The House Energy and Commerce Health Subcommittee held a July 11 hearing on the 340B Drug Pricing Program. The hearing included a review of a recent Government Accountability Office (GAO) report on contract pharmacy arrangements, as well as an examination of 13 legislative proposals that would impact the program.
The AAMC submitted a statement to the subcommittee supporting the 340B program and two bills that would strengthen the program:
- A bill (H.R. 4392) introduced by Reps. David McKinley (R-W.Va.) and Mike Thompson (D-Calif.), with nearly 200 bipartisan cosponsors, that would reverse the $1.6 billion annual cut in Medicare reimbursements to 340B hospitals in the calendar year 2018 outpatient final rule issued by the Centers for Medicare and Medicaid Services (CMS) last year, and
- The Stretching Entity Resources for Vulnerable Communities Act (SERV Act, H.R. 6071) introduced by Rep. Doris Matsui (D-Calif.), which, in addition to rescinding these cuts, would clarify the intent of the program and improve program integrity to ensure that all program participants are held to the same oversight standards.
Additionally, the AAMC expressed concern about a variety of legislative proposals that seek to reduce the scope of the program, which could result in less access to critical services for low-income patients. Specifically, the association is concerned about provisions related to creating a moratorium on hospital participation, imposing additional reporting requirements on covered entities, changing the definition of an eligible patient, creating new eligibility thresholds, and imposing user fees on 340B hospitals.
During the first panel of the hearing, GAO Health Care Director Debra Draper, PhD, provided an overview of the June 28 report on contract pharmacy arrangements [see Washington Highlights, June 29]. Draper’s testimony included seven recommendations to increase oversight by the Health Resources and Services Administration (HRSA), three of which the agency did not concur with because they are overly burdensome.

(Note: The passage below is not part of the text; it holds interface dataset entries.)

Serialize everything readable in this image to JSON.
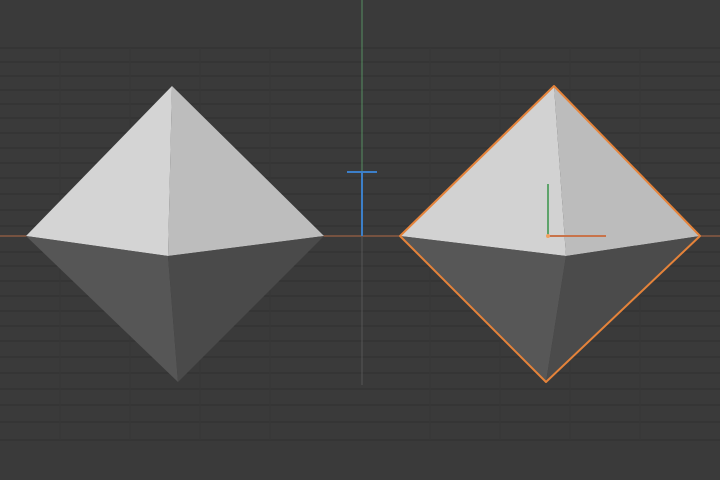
{
  "viewport": {
    "view": "3D viewport",
    "background_color": "#3a3a3a",
    "grid_line_color": "#303030",
    "selection_outline_color": "#e5833a",
    "axis_colors": {
      "x": "#c8734a",
      "y": "#5ea36b",
      "z": "#3c7fc9"
    }
  },
  "objects": [
    {
      "type": "octahedron",
      "selected": false,
      "upper_light_face_color": "#d4d4d4",
      "upper_shaded_face_color": "#bdbdbd",
      "lower_dark_face_color": "#565656",
      "lower_darker_face_color": "#4a4a4a"
    },
    {
      "type": "octahedron",
      "selected": true,
      "upper_light_face_color": "#d2d2d2",
      "upper_shaded_face_color": "#bcbcbc",
      "lower_dark_face_color": "#575757",
      "lower_darker_face_color": "#4b4b4b"
    }
  ]
}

The second panel featured testimony from Parkland Health and Hospital System President and CEO Frederick Cerise, MD; University of California San Diego (UCSD) Pharmacist-in-Chief and Associate Dean Charles Daniels, BS Pharm, PhD; and Texas Oncology Executive Vice President Debra Patt, MD, MPH, MBA. Cerise and Daniels both focused on how their institutions rely on the savings from the 340B program to support low-income patients in their communities. Cerise noted that in addition to using 340B savings to administer free or reduced-cost medicines to low-income patients, the program allows Parkland to invest in other programs, including diabetes management, pediatric asthma programs, and smoking cessation programs. Daniels highlighted that UCSD uses its savings to offer primary and specialty services at an HIV/AIDS clinic, as well as a program for staff to counsel patients at their bedsides before being discharged on how to take their medications appropriately and improve their health outcomes.
In his opening statement, Subcommittee Chair Michael Burgess, MD, (R-Texas) stated that the 340B program “enjoys strong bipartisan support as it helps many health care providers provide care to vulnerable Americans.” He added that the hearing “is an opportunity to engage in a dialogue and exchange ideas about what might be the best way to move forward with improving the accountability and transparency of the 340B program.”